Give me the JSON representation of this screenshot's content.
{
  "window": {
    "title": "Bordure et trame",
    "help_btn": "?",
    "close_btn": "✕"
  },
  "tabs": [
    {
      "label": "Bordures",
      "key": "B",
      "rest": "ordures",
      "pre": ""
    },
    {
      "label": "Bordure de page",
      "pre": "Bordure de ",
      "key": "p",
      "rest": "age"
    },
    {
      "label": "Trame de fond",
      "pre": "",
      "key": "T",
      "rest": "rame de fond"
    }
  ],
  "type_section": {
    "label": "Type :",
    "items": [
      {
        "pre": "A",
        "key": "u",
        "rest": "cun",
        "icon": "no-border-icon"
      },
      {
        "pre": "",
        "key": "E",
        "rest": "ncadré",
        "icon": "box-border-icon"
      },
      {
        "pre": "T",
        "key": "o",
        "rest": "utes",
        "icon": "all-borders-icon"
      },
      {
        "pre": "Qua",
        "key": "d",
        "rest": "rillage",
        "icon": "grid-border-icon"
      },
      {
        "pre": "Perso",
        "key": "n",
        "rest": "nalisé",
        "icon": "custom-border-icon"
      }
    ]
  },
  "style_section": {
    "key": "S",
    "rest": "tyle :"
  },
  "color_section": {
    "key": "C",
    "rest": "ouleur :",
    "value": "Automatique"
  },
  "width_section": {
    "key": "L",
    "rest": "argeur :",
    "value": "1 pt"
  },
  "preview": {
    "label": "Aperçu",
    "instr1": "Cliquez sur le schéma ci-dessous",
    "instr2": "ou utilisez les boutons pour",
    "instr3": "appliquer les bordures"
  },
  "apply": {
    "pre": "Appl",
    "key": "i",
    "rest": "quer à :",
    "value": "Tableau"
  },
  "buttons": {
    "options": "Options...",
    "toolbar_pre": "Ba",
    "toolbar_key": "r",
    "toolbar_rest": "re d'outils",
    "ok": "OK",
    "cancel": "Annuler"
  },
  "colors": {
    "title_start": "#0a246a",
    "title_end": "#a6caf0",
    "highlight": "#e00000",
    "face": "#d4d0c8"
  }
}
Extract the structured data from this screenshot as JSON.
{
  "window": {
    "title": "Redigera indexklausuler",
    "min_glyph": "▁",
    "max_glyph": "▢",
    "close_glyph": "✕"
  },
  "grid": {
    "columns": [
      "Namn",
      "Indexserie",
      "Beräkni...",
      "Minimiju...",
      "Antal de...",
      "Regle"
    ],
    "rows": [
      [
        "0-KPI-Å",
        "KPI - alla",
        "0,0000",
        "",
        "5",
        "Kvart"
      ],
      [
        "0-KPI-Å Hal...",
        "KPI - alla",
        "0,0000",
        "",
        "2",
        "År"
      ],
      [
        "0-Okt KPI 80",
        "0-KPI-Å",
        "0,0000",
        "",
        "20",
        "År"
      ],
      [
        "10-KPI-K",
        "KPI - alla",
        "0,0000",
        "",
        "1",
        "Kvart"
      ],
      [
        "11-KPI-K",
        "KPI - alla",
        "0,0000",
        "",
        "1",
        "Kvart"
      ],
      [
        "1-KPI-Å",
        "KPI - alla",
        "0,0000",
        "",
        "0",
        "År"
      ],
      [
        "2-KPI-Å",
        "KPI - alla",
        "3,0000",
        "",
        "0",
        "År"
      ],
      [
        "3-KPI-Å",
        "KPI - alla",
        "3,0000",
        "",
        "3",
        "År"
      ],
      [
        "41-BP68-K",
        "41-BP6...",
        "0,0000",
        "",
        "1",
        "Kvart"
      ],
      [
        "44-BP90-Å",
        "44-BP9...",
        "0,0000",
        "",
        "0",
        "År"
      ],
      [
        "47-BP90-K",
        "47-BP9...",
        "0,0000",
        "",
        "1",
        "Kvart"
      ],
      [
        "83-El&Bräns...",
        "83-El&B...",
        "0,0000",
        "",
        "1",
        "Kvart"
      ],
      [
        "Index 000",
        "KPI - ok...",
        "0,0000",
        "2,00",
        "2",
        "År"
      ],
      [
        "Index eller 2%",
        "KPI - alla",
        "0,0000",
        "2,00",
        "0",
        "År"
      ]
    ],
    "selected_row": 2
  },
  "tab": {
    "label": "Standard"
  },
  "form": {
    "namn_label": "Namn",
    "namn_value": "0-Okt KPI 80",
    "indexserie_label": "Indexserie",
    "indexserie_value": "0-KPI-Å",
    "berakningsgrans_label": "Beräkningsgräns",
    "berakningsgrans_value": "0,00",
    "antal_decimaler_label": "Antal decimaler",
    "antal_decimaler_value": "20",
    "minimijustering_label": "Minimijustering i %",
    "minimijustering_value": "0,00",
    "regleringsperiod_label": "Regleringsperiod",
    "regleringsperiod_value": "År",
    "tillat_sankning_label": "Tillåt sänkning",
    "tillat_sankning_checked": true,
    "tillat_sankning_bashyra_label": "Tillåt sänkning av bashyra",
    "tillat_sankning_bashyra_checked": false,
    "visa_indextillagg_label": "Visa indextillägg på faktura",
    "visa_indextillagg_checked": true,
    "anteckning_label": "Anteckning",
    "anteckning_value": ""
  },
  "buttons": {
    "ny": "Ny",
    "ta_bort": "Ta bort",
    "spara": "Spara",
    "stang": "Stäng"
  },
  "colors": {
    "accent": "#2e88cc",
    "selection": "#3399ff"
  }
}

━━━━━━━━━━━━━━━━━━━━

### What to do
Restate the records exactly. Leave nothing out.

### Solution
Give me the JSON representation of this screenshot's content.
{
  "window": {
    "title": "Bordure et trame",
    "help_btn": "?",
    "close_btn": "✕"
  },
  "tabs": [
    {
      "label": "Bordures",
      "key": "B",
      "rest": "ordures",
      "pre": ""
    },
    {
      "label": "Bordure de page",
      "pre": "Bordure de ",
      "key": "p",
      "rest": "age"
    },
    {
      "label": "Trame de fond",
      "pre": "",
      "key": "T",
      "rest": "rame de fond"
    }
  ],
  "type_section": {
    "label": "Type :",
    "items": [
      {
        "pre": "A",
        "key": "u",
        "rest": "cun",
        "icon": "no-border-icon"
      },
      {
        "pre": "",
        "key": "E",
        "rest": "ncadré",
        "icon": "box-border-icon"
      },
      {
        "pre": "T",
        "key": "o",
        "rest": "utes",
        "icon": "all-borders-icon"
      },
      {
        "pre": "Qua",
        "key": "d",
        "rest": "rillage",
        "icon": "grid-border-icon"
      },
      {
        "pre": "Perso",
        "key": "n",
        "rest": "nalisé",
        "icon": "custom-border-icon"
      }
    ]
  },
  "style_section": {
    "key": "S",
    "rest": "tyle :"
  },
  "color_section": {
    "key": "C",
    "rest": "ouleur :",
    "value": "Automatique"
  },
  "width_section": {
    "key": "L",
    "rest": "argeur :",
    "value": "1 pt"
  },
  "preview": {
    "label": "Aperçu",
    "instr1": "Cliquez sur le schéma ci-dessous",
    "instr2": "ou utilisez les boutons pour",
    "instr3": "appliquer les bordures"
  },
  "apply": {
    "pre": "Appl",
    "key": "i",
    "rest": "quer à :",
    "value": "Tableau"
  },
  "buttons": {
    "options": "Options...",
    "toolbar_pre": "Ba",
    "toolbar_key": "r",
    "toolbar_rest": "re d'outils",
    "ok": "OK",
    "cancel": "Annuler"
  },
  "colors": {
    "title_start": "#0a246a",
    "title_end": "#a6caf0",
    "highlight": "#e00000",
    "face": "#d4d0c8"
  }
}
Extract the structured data from this screenshot as JSON.
{
  "window": {
    "title": "Redigera indexklausuler",
    "min_glyph": "▁",
    "max_glyph": "▢",
    "close_glyph": "✕"
  },
  "grid": {
    "columns": [
      "Namn",
      "Indexserie",
      "Beräkni...",
      "Minimiju...",
      "Antal de...",
      "Regle"
    ],
    "rows": [
      [
        "0-KPI-Å",
        "KPI - alla",
        "0,0000",
        "",
        "5",
        "Kvart"
      ],
      [
        "0-KPI-Å Hal...",
        "KPI - alla",
        "0,0000",
        "",
        "2",
        "År"
      ],
      [
        "0-Okt KPI 80",
        "0-KPI-Å",
        "0,0000",
        "",
        "20",
        "År"
      ],
      [
        "10-KPI-K",
        "KPI - alla",
        "0,0000",
        "",
        "1",
        "Kvart"
      ],
      [
        "11-KPI-K",
        "KPI - alla",
        "0,0000",
        "",
        "1",
        "Kvart"
      ],
      [
        "1-KPI-Å",
        "KPI - alla",
        "0,0000",
        "",
        "0",
        "År"
      ],
      [
        "2-KPI-Å",
        "KPI - alla",
        "3,0000",
        "",
        "0",
        "År"
      ],
      [
        "3-KPI-Å",
        "KPI - alla",
        "3,0000",
        "",
        "3",
        "År"
      ],
      [
        "41-BP68-K",
        "41-BP6...",
        "0,0000",
        "",
        "1",
        "Kvart"
      ],
      [
        "44-BP90-Å",
        "44-BP9...",
        "0,0000",
        "",
        "0",
        "År"
      ],
      [
        "47-BP90-K",
        "47-BP9...",
        "0,0000",
        "",
        "1",
        "Kvart"
      ],
      [
        "83-El&Bräns...",
        "83-El&B...",
        "0,0000",
        "",
        "1",
        "Kvart"
      ],
      [
        "Index 000",
        "KPI - ok...",
        "0,0000",
        "2,00",
        "2",
        "År"
      ],
      [
        "Index eller 2%",
        "KPI - alla",
        "0,0000",
        "2,00",
        "0",
        "År"
      ]
    ],
    "selected_row": 2
  },
  "tab": {
    "label": "Standard"
  },
  "form": {
    "namn_label": "Namn",
    "namn_value": "0-Okt KPI 80",
    "indexserie_label": "Indexserie",
    "indexserie_value": "0-KPI-Å",
    "berakningsgrans_label": "Beräkningsgräns",
    "berakningsgrans_value": "0,00",
    "antal_decimaler_label": "Antal decimaler",
    "antal_decimaler_value": "20",
    "minimijustering_label": "Minimijustering i %",
    "minimijustering_value": "0,00",
    "regleringsperiod_label": "Regleringsperiod",
    "regleringsperiod_value": "År",
    "tillat_sankning_label": "Tillåt sänkning",
    "tillat_sankning_checked": true,
    "tillat_sankning_bashyra_label": "Tillåt sänkning av bashyra",
    "tillat_sankning_bashyra_checked": false,
    "visa_indextillagg_label": "Visa indextillägg på faktura",
    "visa_indextillagg_checked": true,
    "anteckning_label": "Anteckning",
    "anteckning_value": ""
  },
  "buttons": {
    "ny": "Ny",
    "ta_bort": "Ta bort",
    "spara": "Spara",
    "stang": "Stäng"
  },
  "colors": {
    "accent": "#2e88cc",
    "selection": "#3399ff"
  }
}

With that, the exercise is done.